Hay algo que de forma consciente he intentado transmitir siempre: educación.
Siempre intento acabar mis emails con un gracias. Siempre pido las cosas por favor. Me interesa mucho el lado polite de los ingleses porqué no cuesta nada decir las cosas en positivo, sin herir, es decir: con educación.
La responsable del Departamento de Administración de un Hospital (que, sé de ciencia cierta sigue las normas de etiqueta sanitaria a rajatabla) me comentaba hace cierto tiempo que una Secretaria recién incorporada no se había tomado la molestia de fijarse en las normas "no escritas" de vestir ni en la forma como el resto de sus compañeros se dirigían a los Directivos del centro.
Hoy he leído un artículo aparecido en Forbes que plasma una frase muy importante en nuestra carrera. Y no cuesta nada.
What’s the one piece of advice that everyone should follow regarding workplace etiquette?
Be on time. If you’re late, you’re starting your interaction off on the wrong foot, and recovering from a mistake–especially a mistake right at the beginning–is hard to do. Being late doesn’t show how important you are. Instead, it is the mark of a person who at the least is disorganized or at worst is disrespectful of the people he or she is meeting.
What’s the biggest etiquette mistake that business people make?
Treating co-workers in a demeaning way or acting in a superior way. Examples include: interrupting someone, not introducing someone, not including a person in a conversation, whispering, talking in front of a co-worker in a language the co-worker doesn’t know, taking personal credit for work a team did, acting like you’re the boss of your co-workers when you’re not.
Since it’s summer, let’s talk about company picnics. What should we know to conduct ourselves properly?
Have a good time. Converse with the other guests. Use the opportunity to get to know people you don’t ordinarily interact with. Beware of thinking that because it is a social event it’s OK to let your hair down. Dress appropriately, not in the skimpiest, tightest, most revealing clothing. If people focus on your clothing rather than on you, then the clothing is probably inappropriate. Beware of overindulging in food or drink. Enjoy the food, but don’t pile it on your plate like it has to last you for several days. Limit your alcohol consumption or, best yet, choose to stay away from alcoholic beverages altogether. Especially in the hot sun, you could quickly become inebriated. You don’t want your boss to remember you for your inebriation rather than for the great person you really are. Like it or not, the reality is that the event is still a business function, so treat it as such.
Cursing seems to be on the increase in the workplace. What do you think and should people curse at work, in meetings or in front of clients?
The problem with cursing is you never know when it might offend someone else. And if you inadvertently offend someone, their focus turns from you and what you have to offer to why you are so rude. Once I gave a seminar and in the middle of it I said, "Oh my God, what a great question." In an evaluation, one participant wrote, "How dare you take the Lord’s name in vain." At the moment I made my comment I lost the opportunity to build a relationship with that person and have him or her be interested in what I was teaching. I’ve learned to be more careful.

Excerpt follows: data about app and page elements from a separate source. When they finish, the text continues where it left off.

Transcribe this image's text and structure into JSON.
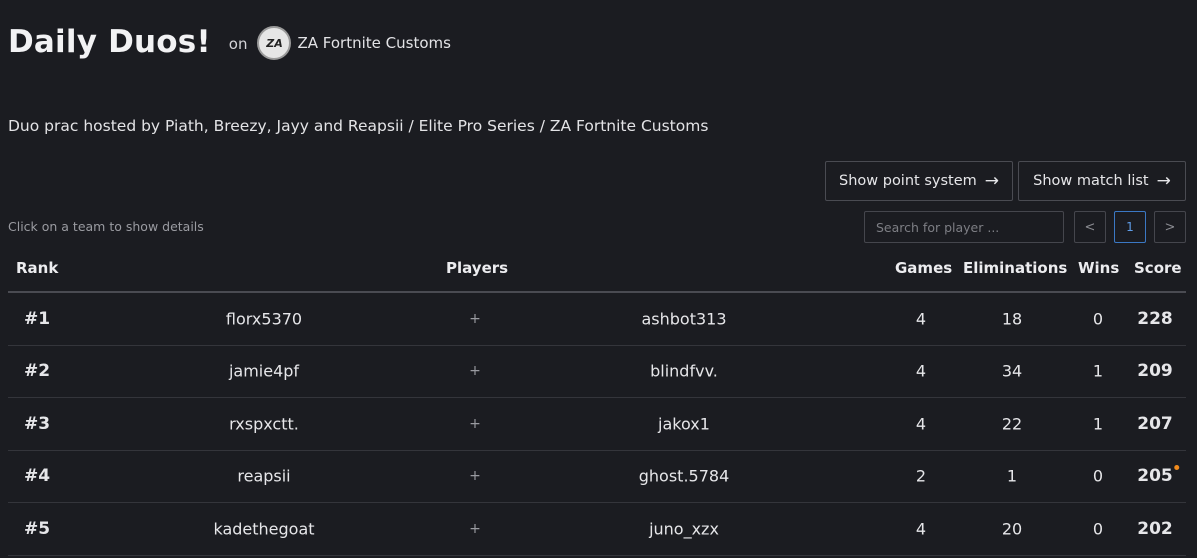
{
  "header": {
    "title": "Daily Duos!",
    "on": "on",
    "org_logo_text": "ZA",
    "org_name": "ZA Fortnite Customs"
  },
  "description": "Duo prac hosted by Piath, Breezy, Jayy and Reapsii / Elite Pro Series / ZA Fortnite Customs",
  "buttons": {
    "points": "Show point system",
    "matches": "Show match list",
    "arrow_icon": "arrow-right-icon"
  },
  "hint": "Click on a team to show details",
  "search": {
    "placeholder": "Search for player ...",
    "value": ""
  },
  "pagination": {
    "prev": "<",
    "current": "1",
    "next": ">"
  },
  "table": {
    "headers": {
      "rank": "Rank",
      "players": "Players",
      "games": "Games",
      "eliminations": "Eliminations",
      "wins": "Wins",
      "score": "Score"
    },
    "rows": [
      {
        "rank": "#1",
        "player1": "florx5370",
        "sep": "+",
        "player2": "ashbot313",
        "games": "4",
        "eliminations": "18",
        "wins": "0",
        "score": "228"
      },
      {
        "rank": "#2",
        "player1": "jamie4pf",
        "sep": "+",
        "player2": "blindfvv.",
        "games": "4",
        "eliminations": "34",
        "wins": "1",
        "score": "209"
      },
      {
        "rank": "#3",
        "player1": "rxspxctt.",
        "sep": "+",
        "player2": "jakox1",
        "games": "4",
        "eliminations": "22",
        "wins": "1",
        "score": "207"
      },
      {
        "rank": "#4",
        "player1": "reapsii",
        "sep": "+",
        "player2": "ghost.5784",
        "games": "2",
        "eliminations": "1",
        "wins": "0",
        "score": "205",
        "indicator_color": "#f08a1c"
      },
      {
        "rank": "#5",
        "player1": "kadethegoat",
        "sep": "+",
        "player2": "juno_xzx",
        "games": "4",
        "eliminations": "20",
        "wins": "0",
        "score": "202"
      }
    ]
  }
}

What’s the one thing that recent grads should know before starting their first job?
Understand the culture of the workplace you are about to enter and respect that culture. Don’t walk in trying to change it. If men wear coats and ties, then as a man you should wear a coat and tie. If women are wearing closed-toe shoes, don’t show up in sandals or open-toe shoes. To learn what the culture of the new workplace is, be observant and be willing to ask questions: "Does our manager like to be addressed as Ms. Smith or Jane?"
Does the corporate culture largely dictate what etiquette is important, or is it the same no matter where you work?
In terms of being a considerate, respectful and honest person, etiquette is the same. In terms of specific nuances of how things are done, it varies from office to office. It may even vary from department to department within a business. The best example is clothing. In general, it should always be neat, clean, free of stains or odor and in good repair. But clearly the jeans and a pull-over shirt culture at Ben and Jerry’s is as acceptable as the suit, tie and white shirt culture at the most conservative financial institution.
No one seems to use titles anymore when addressing people in e-mails, via phone or in person. Should we be that casual with everyone, or does it depend on the person you are addressing?
If you don’t know the person, it is best to err on the conservative side and use title plus last name. When you first meet someone, it is always easy and comfortable to say, "It’s a pleasure to meet you, Ms. Jones." Ms. Jones can either let the use of Ms. stand, or she can say, "Please, call me Tanya." That approach is preferable to calling her Tanya and discovering later on that she prefers Ms. Jones.
A little common sense goes a long way. If the person is older than you, if the person has a higher position than you, if the person has a special title (like Mr. Ambassador) you would use the title plus last name.
Fuente: The secret to career success